== Recorded data

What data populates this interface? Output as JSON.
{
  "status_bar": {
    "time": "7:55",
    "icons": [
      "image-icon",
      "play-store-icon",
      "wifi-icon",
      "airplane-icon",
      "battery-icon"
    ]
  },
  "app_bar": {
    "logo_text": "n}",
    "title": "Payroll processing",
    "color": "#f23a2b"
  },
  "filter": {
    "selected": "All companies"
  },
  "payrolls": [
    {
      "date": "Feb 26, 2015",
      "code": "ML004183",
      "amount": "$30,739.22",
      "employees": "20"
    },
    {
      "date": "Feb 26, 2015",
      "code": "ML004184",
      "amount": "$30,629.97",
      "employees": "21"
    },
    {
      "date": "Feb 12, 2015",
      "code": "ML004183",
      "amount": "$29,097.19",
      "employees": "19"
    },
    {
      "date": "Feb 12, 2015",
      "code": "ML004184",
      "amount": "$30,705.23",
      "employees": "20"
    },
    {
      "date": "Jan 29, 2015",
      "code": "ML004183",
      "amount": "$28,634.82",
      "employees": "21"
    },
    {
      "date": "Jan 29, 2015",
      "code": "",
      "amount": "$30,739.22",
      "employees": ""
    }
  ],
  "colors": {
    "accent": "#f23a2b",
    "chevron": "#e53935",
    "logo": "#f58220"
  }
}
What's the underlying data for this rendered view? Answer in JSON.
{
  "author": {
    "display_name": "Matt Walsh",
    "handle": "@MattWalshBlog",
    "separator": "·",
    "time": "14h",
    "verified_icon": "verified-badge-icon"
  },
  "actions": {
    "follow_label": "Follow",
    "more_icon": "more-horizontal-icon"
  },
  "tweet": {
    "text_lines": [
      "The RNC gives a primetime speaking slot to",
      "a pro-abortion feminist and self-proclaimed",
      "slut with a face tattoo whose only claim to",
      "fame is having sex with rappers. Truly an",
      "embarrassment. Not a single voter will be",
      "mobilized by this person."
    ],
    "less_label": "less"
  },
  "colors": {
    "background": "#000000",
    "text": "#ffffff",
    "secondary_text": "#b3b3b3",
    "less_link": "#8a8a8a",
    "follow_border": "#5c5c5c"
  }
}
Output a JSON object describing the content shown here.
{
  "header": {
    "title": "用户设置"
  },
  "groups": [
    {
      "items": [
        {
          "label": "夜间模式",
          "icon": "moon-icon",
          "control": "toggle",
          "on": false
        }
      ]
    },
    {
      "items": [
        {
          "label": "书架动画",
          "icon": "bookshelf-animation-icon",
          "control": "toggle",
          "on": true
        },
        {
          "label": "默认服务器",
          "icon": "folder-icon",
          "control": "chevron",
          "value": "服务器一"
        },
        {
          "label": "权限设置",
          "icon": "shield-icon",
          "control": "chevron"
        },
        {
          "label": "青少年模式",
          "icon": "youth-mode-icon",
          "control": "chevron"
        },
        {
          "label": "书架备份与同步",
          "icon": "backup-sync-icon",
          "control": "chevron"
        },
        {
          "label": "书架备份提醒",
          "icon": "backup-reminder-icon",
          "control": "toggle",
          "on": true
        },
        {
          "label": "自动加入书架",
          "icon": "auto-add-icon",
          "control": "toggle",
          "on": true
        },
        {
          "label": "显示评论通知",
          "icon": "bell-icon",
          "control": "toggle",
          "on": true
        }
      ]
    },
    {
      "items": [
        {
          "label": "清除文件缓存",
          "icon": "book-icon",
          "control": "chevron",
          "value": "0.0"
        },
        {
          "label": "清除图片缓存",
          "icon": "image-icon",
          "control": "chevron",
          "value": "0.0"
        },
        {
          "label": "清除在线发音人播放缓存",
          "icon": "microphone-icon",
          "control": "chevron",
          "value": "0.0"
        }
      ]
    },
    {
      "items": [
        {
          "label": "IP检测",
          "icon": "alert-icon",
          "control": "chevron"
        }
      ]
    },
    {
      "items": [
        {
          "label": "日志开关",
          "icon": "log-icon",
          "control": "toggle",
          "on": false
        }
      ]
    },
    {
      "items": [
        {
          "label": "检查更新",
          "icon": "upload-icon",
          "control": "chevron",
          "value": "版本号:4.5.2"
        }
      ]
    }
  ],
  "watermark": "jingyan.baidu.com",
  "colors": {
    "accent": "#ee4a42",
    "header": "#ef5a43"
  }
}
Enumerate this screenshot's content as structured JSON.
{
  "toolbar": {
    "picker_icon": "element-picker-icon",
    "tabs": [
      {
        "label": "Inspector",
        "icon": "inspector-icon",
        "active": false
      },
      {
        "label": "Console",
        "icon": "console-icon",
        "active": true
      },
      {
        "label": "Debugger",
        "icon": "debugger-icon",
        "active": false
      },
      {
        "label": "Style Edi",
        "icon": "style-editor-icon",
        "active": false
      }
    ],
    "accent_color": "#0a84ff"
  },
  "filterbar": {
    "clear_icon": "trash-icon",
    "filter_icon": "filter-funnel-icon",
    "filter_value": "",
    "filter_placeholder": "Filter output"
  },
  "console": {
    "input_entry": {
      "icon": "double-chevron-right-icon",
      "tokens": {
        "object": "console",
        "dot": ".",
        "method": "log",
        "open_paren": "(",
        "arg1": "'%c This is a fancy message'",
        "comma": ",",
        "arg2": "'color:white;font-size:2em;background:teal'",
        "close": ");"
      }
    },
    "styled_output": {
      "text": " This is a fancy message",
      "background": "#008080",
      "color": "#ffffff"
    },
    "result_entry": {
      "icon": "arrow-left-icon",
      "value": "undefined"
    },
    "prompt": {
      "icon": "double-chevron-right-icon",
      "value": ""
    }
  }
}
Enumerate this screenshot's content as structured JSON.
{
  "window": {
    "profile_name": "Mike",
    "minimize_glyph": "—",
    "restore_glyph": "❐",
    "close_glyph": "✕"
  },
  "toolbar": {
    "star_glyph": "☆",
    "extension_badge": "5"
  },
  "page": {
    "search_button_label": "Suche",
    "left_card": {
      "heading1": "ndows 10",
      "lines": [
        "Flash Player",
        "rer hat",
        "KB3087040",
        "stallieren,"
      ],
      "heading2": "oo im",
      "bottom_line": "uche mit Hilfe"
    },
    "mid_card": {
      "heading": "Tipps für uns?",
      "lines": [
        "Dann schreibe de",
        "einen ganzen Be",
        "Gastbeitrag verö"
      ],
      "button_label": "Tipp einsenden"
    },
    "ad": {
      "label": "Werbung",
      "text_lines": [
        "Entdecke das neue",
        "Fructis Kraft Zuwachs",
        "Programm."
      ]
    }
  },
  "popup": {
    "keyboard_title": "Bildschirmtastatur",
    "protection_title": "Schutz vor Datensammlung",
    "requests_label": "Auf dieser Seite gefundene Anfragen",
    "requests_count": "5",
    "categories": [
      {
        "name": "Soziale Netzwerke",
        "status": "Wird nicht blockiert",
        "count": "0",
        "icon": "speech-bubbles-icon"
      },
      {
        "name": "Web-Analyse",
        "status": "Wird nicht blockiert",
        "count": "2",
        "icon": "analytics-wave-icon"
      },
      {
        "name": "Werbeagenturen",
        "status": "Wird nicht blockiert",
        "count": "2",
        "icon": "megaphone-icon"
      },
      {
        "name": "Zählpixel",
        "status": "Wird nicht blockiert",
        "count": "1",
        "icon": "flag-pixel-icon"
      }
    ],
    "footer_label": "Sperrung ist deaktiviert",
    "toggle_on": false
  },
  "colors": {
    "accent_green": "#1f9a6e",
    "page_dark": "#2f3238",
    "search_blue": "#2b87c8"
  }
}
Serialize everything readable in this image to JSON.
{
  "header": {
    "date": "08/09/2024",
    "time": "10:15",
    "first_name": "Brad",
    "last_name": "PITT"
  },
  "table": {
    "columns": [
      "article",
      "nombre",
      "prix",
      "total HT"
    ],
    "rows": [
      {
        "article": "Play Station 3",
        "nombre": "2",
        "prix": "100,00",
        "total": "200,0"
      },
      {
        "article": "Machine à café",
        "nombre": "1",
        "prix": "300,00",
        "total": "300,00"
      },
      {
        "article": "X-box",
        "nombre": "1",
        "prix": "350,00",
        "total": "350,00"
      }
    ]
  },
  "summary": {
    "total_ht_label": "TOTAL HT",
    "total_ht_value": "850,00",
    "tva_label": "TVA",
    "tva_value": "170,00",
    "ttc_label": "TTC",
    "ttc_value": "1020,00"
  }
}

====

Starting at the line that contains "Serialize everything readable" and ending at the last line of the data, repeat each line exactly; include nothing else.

Serialize everything readable in this image to JSON.
{
  "header": {
    "date": "08/09/2024",
    "time": "10:15",
    "first_name": "Brad",
    "last_name": "PITT"
  },
  "table": {
    "columns": [
      "article",
      "nombre",
      "prix",
      "total HT"
    ],
    "rows": [
      {
        "article": "Play Station 3",
        "nombre": "2",
        "prix": "100,00",
        "total": "200,0"
      },
      {
        "article": "Machine à café",
        "nombre": "1",
        "prix": "300,00",
        "total": "300,00"
      },
      {
        "article": "X-box",
        "nombre": "1",
        "prix": "350,00",
        "total": "350,00"
      }
    ]
  },
  "summary": {
    "total_ht_label": "TOTAL HT",
    "total_ht_value": "850,00",
    "tva_label": "TVA",
    "tva_value": "170,00",
    "ttc_label": "TTC",
    "ttc_value": "1020,00"
  }
}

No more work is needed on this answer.